Street dogs of Goa, India from a tourist’s-eye view. Photos by Nepali photographer, Karna Dura.
I am SARdog trainer, examiner and doghandler for 27 years and live in Germany. My profession is veterinarian for small animals. My former SAR unit was involved in international Urban Search and Rescue (USAR) missions after earthquakes. In 1999, we faced two heavy earthquakes in Turkey. For the second one, I was choosen as doghandler with my famous dog Amigo, and as team leader. We were fast on the spot, but we still came too late. Amigo only found dead bodies.

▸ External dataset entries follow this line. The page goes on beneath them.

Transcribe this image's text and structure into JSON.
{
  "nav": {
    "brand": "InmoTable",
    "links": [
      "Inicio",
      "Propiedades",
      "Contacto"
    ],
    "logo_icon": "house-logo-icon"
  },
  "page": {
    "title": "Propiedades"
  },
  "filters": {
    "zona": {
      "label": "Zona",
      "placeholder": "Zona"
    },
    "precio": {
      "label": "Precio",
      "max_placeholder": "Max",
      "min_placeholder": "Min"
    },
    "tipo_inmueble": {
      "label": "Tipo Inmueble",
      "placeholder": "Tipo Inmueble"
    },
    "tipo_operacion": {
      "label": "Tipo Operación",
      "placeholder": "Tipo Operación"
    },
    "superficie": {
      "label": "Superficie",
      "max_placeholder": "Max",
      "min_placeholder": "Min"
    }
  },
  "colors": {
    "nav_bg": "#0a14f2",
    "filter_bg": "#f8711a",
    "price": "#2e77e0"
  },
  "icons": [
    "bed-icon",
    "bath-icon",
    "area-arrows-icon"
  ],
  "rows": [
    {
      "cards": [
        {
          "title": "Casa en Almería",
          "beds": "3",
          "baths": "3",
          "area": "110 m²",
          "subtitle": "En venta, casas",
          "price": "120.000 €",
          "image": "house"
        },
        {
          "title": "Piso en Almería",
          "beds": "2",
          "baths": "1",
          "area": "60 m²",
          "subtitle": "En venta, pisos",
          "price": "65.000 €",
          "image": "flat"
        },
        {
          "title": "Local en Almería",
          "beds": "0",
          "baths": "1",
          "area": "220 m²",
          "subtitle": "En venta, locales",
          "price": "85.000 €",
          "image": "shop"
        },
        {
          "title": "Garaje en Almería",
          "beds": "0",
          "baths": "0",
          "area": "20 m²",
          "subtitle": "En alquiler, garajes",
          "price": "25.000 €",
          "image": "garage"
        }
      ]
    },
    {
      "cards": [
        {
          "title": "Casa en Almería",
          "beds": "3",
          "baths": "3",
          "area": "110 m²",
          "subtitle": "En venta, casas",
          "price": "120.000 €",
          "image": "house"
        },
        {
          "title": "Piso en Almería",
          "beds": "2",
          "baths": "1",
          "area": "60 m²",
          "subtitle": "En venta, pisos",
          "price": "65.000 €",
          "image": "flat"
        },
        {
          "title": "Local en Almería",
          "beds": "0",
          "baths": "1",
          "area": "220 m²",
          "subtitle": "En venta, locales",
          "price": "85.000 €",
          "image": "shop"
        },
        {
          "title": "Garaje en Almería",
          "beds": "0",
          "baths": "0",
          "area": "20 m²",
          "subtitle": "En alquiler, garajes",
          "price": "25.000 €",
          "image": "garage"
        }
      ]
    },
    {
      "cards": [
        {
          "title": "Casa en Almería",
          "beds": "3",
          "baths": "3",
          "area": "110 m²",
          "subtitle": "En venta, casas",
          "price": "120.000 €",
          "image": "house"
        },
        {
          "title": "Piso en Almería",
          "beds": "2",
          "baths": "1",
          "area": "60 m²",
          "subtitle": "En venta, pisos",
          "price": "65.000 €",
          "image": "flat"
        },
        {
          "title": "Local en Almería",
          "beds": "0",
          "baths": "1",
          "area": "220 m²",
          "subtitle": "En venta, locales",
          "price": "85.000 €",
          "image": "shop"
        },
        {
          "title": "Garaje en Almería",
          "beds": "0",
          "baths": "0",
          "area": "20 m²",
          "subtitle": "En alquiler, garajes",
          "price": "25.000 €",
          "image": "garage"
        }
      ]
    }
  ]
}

We know that socializing puppies is incredibly important if we want them to grow up friendly to everyone they meet and relaxed in unfamiliar surroundings. High quality early socialization provides a lifelong solid behavioral foundation to help a dog deal with whatever life might throw at him. But could it last longer than a lifetime? Could socialization actually extend to the behavior of a dog’s puppies?
It was obvious that they looked and felt better. At that time, I was still taking them in for yearly veterinary check-ups. The improvement was so obvious that for the first 3 years of this incredible journey, my veterinarian at the time was constantly amazed at their condition. He repeatedly told me he had never seen such healthy dogs and cats. He wanted to know what I was “supplementing” them with. He was certain that I had found some “magical” supplement that was making them so healthy!
Hi – I’m Dr Edward, a Holistic Home Visit veterinarian in Australia. I kicked off my career as a home visit vet some ten years ago. I was living in Townsville (in the tropical north of Australia) and had recently split up with my wife. I was sick to the back teeth of working in hospitals, always seeing scared, stressed out pets (not to mention being bossed around by bosses!). I was also slowly recovering from Chronic Fatigue Syndrome, so I didn’t have the energy budget to take on a full time, high-pressure hospital position.
Let me introduce myself. I am an animal rescuer. I breathe it. I sleep it. I live it. It’s not what I do; it’s who I am. Many of us have a passion of some sort … for some it is art, or dance, or music; some people were ‘born to be’ parents or some type of caregiver. For me, it is everything ‘animal’.